Given data →
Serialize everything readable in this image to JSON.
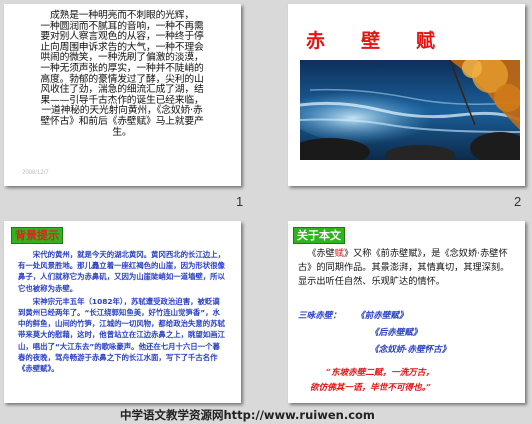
{
  "slide_numbers": [
    "1",
    "2"
  ],
  "slide1": {
    "poem_lines": [
      "成熟是一种明亮而不刺眼的光辉，",
      "一种圆润而不腻耳的音响，一种不再需",
      "要对别人察言观色的从容，一种终于停",
      "止向周围申诉求告的大气，一种不理会",
      "哄闹的微笑，一种洗刷了偏激的淡漠，",
      "一种无须声张的厚实，一种并不陡峭的",
      "高度。勃郁的豪情发过了酵，尖利的山",
      "风收住了劲，湍急的细流汇成了湖，结",
      "果——引导千古杰作的诞生已经来临，",
      "一道神秘的天光射向黄州，《念奴娇·赤",
      "壁怀古》和前后《赤壁赋》马上就要产",
      "生。"
    ],
    "date": "2008/12/7"
  },
  "slide2": {
    "title": "赤壁赋",
    "image_icon": "river-rocks-autumn-photo"
  },
  "slide3": {
    "tag": "背景提示",
    "paragraphs": [
      "宋代的黄州，就是今天的湖北黄冈。黄冈西北的长江边上，有一处风景胜地。那儿矗立着一座红褐色的山崖，因为形状很像鼻子，人们就称它为赤鼻矶，又因为山崖陡峭如一道墙壁，所以它也被称为赤壁。",
      "宋神宗元丰五年（1082年），苏轼遭受政治迫害，被贬谪到黄州已经两年了。“长江绕郭知鱼美，好竹连山觉笋香”，水中的鲜鱼，山间的竹笋，江城的一切风物，都给政治失意的苏轼带来莫大的慰藉，这时，他曾站立在江边赤鼻之上，眺望如画江山，唱出了“大江东去”的歌咏豪声。他还在七月十六日一个暮春的夜晚，驾舟畅游于赤鼻之下的长江水面，写下了千古名作《赤壁赋》。"
    ],
    "date": "2008/12/7"
  },
  "slide4": {
    "tag": "关于本文",
    "intro_part1": "《赤壁",
    "intro_red": "赋",
    "intro_part2": "》又称《前赤壁赋》，是《念奴娇·赤壁怀古》的同期作品。其景澎湃，其情真切，其理深刻。显示出听任自然、乐观旷达的情怀。",
    "works_label": "三咏赤壁：",
    "works": [
      "《前赤壁赋》",
      "《后赤壁赋》",
      "《念奴娇·赤壁怀古》"
    ],
    "quote_line1": "“东坡赤壁二赋，一洗万古，",
    "quote_line2": "欲仿佛其一语，毕世不可得也。”"
  },
  "footer": "中学语文教学资源网http://www.ruiwen.com",
  "colors": {
    "accent_red": "#e31414",
    "accent_green": "#2fb31e",
    "text_blue": "#2a40c4"
  }
}
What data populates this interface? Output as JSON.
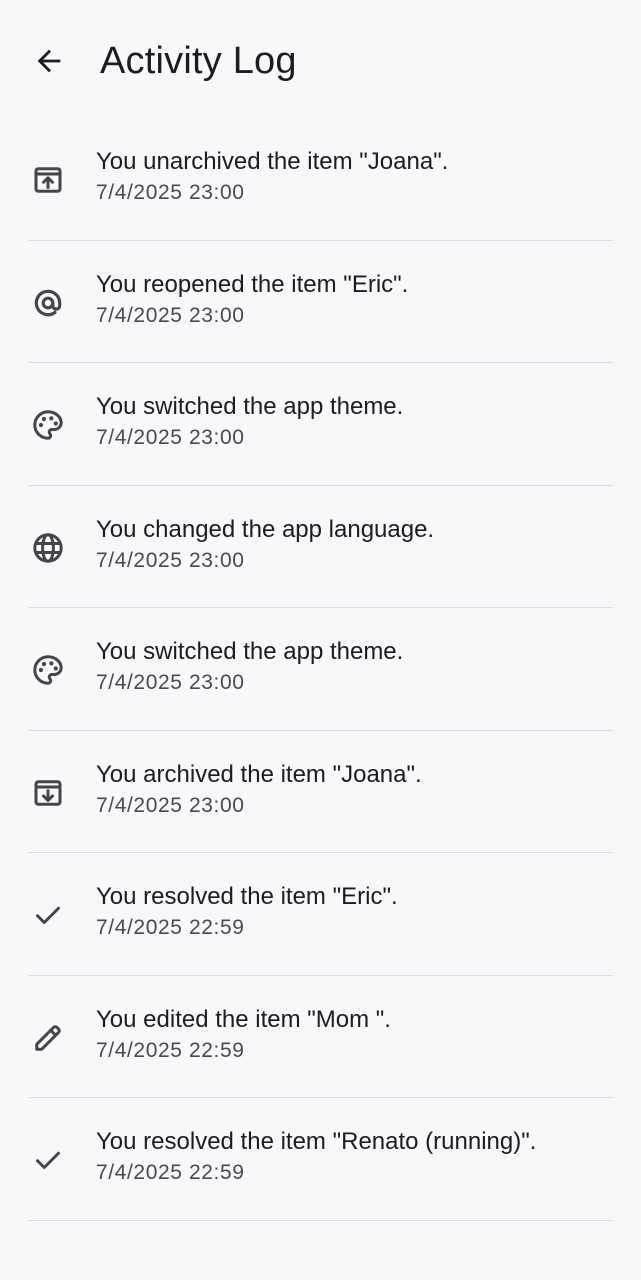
{
  "header": {
    "title": "Activity Log",
    "back_icon": "arrow-back-icon"
  },
  "colors": {
    "background": "#f8f7f9",
    "text_primary": "#1d1b20",
    "text_secondary": "#4a4752",
    "icon": "#46434f",
    "divider": "#dedce2"
  },
  "activities": [
    {
      "icon": "unarchive-icon",
      "message": "You unarchived the item \"Joana\".",
      "time": "7/4/2025 23:00"
    },
    {
      "icon": "alternate-email-icon",
      "message": "You reopened the item \"Eric\".",
      "time": "7/4/2025 23:00"
    },
    {
      "icon": "palette-icon",
      "message": "You switched the app theme.",
      "time": "7/4/2025 23:00"
    },
    {
      "icon": "language-icon",
      "message": "You changed the app language.",
      "time": "7/4/2025 23:00"
    },
    {
      "icon": "palette-icon",
      "message": "You switched the app theme.",
      "time": "7/4/2025 23:00"
    },
    {
      "icon": "archive-icon",
      "message": "You archived the item \"Joana\".",
      "time": "7/4/2025 23:00"
    },
    {
      "icon": "check-icon",
      "message": "You resolved the item \"Eric\".",
      "time": "7/4/2025 22:59"
    },
    {
      "icon": "edit-icon",
      "message": "You edited the item \"Mom \".",
      "time": "7/4/2025 22:59"
    },
    {
      "icon": "check-icon",
      "message": "You resolved the item \"Renato (running)\".",
      "time": "7/4/2025 22:59"
    }
  ]
}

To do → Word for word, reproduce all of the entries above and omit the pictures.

Output below →
Serialize everything readable in this image to JSON.
{
  "slide_numbers": [
    "1",
    "2"
  ],
  "slide1": {
    "poem_lines": [
      "成熟是一种明亮而不刺眼的光辉，",
      "一种圆润而不腻耳的音响，一种不再需",
      "要对别人察言观色的从容，一种终于停",
      "止向周围申诉求告的大气，一种不理会",
      "哄闹的微笑，一种洗刷了偏激的淡漠，",
      "一种无须声张的厚实，一种并不陡峭的",
      "高度。勃郁的豪情发过了酵，尖利的山",
      "风收住了劲，湍急的细流汇成了湖，结",
      "果——引导千古杰作的诞生已经来临，",
      "一道神秘的天光射向黄州，《念奴娇·赤",
      "壁怀古》和前后《赤壁赋》马上就要产",
      "生。"
    ],
    "date": "2008/12/7"
  },
  "slide2": {
    "title": "赤壁赋",
    "image_icon": "river-rocks-autumn-photo"
  },
  "slide3": {
    "tag": "背景提示",
    "paragraphs": [
      "宋代的黄州，就是今天的湖北黄冈。黄冈西北的长江边上，有一处风景胜地。那儿矗立着一座红褐色的山崖，因为形状很像鼻子，人们就称它为赤鼻矶，又因为山崖陡峭如一道墙壁，所以它也被称为赤壁。",
      "宋神宗元丰五年（1082年），苏轼遭受政治迫害，被贬谪到黄州已经两年了。“长江绕郭知鱼美，好竹连山觉笋香”，水中的鲜鱼，山间的竹笋，江城的一切风物，都给政治失意的苏轼带来莫大的慰藉，这时，他曾站立在江边赤鼻之上，眺望如画江山，唱出了“大江东去”的歌咏豪声。他还在七月十六日一个暮春的夜晚，驾舟畅游于赤鼻之下的长江水面，写下了千古名作《赤壁赋》。"
    ],
    "date": "2008/12/7"
  },
  "slide4": {
    "tag": "关于本文",
    "intro_part1": "《赤壁",
    "intro_red": "赋",
    "intro_part2": "》又称《前赤壁赋》，是《念奴娇·赤壁怀古》的同期作品。其景澎湃，其情真切，其理深刻。显示出听任自然、乐观旷达的情怀。",
    "works_label": "三咏赤壁：",
    "works": [
      "《前赤壁赋》",
      "《后赤壁赋》",
      "《念奴娇·赤壁怀古》"
    ],
    "quote_line1": "“东坡赤壁二赋，一洗万古，",
    "quote_line2": "欲仿佛其一语，毕世不可得也。”"
  },
  "footer": "中学语文教学资源网http://www.ruiwen.com",
  "colors": {
    "accent_red": "#e31414",
    "accent_green": "#2fb31e",
    "text_blue": "#2a40c4"
  }
}
What data populates this interface? Output as JSON.
{
  "header": {
    "title": "Activity Log",
    "back_icon": "arrow-back-icon"
  },
  "colors": {
    "background": "#f8f7f9",
    "text_primary": "#1d1b20",
    "text_secondary": "#4a4752",
    "icon": "#46434f",
    "divider": "#dedce2"
  },
  "activities": [
    {
      "icon": "unarchive-icon",
      "message": "You unarchived the item \"Joana\".",
      "time": "7/4/2025 23:00"
    },
    {
      "icon": "alternate-email-icon",
      "message": "You reopened the item \"Eric\".",
      "time": "7/4/2025 23:00"
    },
    {
      "icon": "palette-icon",
      "message": "You switched the app theme.",
      "time": "7/4/2025 23:00"
    },
    {
      "icon": "language-icon",
      "message": "You changed the app language.",
      "time": "7/4/2025 23:00"
    },
    {
      "icon": "palette-icon",
      "message": "You switched the app theme.",
      "time": "7/4/2025 23:00"
    },
    {
      "icon": "archive-icon",
      "message": "You archived the item \"Joana\".",
      "time": "7/4/2025 23:00"
    },
    {
      "icon": "check-icon",
      "message": "You resolved the item \"Eric\".",
      "time": "7/4/2025 22:59"
    },
    {
      "icon": "edit-icon",
      "message": "You edited the item \"Mom \".",
      "time": "7/4/2025 22:59"
    },
    {
      "icon": "check-icon",
      "message": "You resolved the item \"Renato (running)\".",
      "time": "7/4/2025 22:59"
    }
  ]
}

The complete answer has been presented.